Safe Effective Strength Training
May 5 "What you get for free costs too much." -Jean Anouilh
When considering efficiency in training it is important to understand that one set to failure per exercise would be an optimum way to train. In order to do this productively an athlete must understand the concept of intensity and have the ability to put it to use. When the ability or understanding to train with high intensity is lacking a coach can substitute with higher volume, or additional sets.
The problem is that many high school and college athletes to not understand how to train with high intensity. Failure should not necessarily mean concentric failure but it can also mean taking a set to concentric, static, and eccentric failure. When performing a set to total failure like this, it will never be necessary to perform a second or third set.
It takes a lot of training and experience to understand the level of intensity required. Coaches can keep this in mind as they begin athletes on a training regimen to begin with high volume and taper off as the intensity of the athlete picks up.
When training to failure in the method described above we recommend the use of machines for safety purposes. There is a line of equipment that is being manufactured by Negative Attitude that allows the athlete to perform eccentric failure movements safely. This is not an ad for their line of equipment but they do serve training for that purpose. If you would like more information about Negative Attitude e-mail us and we can get you their contact information.
Performing two or three sets on certain exercises is fine for those who are still trying to learn to train with high intensity. To test whether an athlete has mastered this, have them perform a set to failure then wait about 60 seconds and perform another set. If they can't perform any reps (or maybe one or two because of the brief rest) using the same weight then they are beginning to understand how to give a 100% effort in their set.
Some athletes in high school will figure it out but often it takes many athletes longer to understand how to train with the maximum amount of intensity. Let us know if you have any comments or questions about training to failure.
***No Liability is assumed for any information written on the StrongerAthlete.com website. No medical advice is given on exercise. This advice should be obtained from a licensed health-care practitioner.

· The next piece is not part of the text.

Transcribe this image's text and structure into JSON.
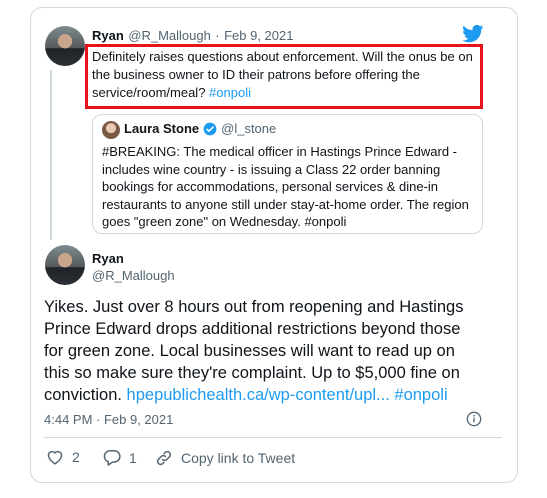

Before anyone begins any exercise program, always consult your doctor. The articles are written by coaches that are giving advice on a safe, productive, and efficient method of strength training.***